Locate the string "JSON" in the listing below. Copy every line where it is found.

┄┄┄┄┄┄┄┄┄┄

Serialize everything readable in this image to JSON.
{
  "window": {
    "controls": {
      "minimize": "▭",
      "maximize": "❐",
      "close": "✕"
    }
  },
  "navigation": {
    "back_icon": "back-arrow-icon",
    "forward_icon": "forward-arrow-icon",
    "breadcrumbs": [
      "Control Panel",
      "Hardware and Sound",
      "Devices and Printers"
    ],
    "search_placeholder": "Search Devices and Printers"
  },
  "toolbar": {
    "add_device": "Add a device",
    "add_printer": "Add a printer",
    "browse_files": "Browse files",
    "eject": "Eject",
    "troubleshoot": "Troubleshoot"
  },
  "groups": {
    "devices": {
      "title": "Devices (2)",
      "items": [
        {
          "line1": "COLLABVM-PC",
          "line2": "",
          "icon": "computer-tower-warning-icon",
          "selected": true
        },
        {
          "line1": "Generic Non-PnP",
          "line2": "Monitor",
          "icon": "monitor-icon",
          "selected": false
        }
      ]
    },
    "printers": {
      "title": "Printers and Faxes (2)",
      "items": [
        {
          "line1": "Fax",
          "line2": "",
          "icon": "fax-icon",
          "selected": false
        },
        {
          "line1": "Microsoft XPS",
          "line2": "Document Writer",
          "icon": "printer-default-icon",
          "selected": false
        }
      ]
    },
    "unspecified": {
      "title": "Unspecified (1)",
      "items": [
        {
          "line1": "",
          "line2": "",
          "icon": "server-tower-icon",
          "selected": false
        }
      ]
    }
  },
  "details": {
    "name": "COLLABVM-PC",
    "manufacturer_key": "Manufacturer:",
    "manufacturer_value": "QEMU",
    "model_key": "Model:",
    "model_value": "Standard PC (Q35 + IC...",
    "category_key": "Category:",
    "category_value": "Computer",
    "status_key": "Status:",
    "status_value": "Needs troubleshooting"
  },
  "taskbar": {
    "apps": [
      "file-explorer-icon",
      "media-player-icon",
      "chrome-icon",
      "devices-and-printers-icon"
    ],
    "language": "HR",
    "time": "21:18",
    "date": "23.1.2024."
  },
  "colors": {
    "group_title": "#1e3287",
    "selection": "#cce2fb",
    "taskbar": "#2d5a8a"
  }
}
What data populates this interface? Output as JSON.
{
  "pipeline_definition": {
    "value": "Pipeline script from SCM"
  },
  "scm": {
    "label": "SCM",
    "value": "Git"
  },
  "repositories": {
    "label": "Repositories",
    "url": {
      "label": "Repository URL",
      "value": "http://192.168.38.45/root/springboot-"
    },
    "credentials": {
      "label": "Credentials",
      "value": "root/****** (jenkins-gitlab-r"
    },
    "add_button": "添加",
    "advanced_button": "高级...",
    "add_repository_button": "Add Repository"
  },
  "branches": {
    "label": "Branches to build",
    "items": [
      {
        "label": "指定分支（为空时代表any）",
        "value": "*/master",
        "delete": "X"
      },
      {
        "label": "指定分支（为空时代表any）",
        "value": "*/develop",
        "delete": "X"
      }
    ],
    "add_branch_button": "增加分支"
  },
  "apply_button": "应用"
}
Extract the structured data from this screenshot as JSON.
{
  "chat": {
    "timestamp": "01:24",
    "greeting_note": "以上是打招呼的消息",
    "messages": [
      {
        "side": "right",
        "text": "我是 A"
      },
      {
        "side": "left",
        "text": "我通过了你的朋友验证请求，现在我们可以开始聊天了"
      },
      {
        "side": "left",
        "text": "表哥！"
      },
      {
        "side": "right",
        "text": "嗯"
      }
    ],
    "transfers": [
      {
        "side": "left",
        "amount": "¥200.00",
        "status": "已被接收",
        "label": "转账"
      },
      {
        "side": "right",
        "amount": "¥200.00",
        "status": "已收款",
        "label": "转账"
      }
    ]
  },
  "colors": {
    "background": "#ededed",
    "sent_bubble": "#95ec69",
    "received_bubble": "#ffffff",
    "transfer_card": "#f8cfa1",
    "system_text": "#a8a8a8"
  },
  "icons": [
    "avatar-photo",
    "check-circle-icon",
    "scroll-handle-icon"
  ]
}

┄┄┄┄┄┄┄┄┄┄

- Answer to the exercise:
Serialize everything readable in this image to JSON.
What data populates this interface? Output as JSON.
Extract the structured data from this screenshot as JSON.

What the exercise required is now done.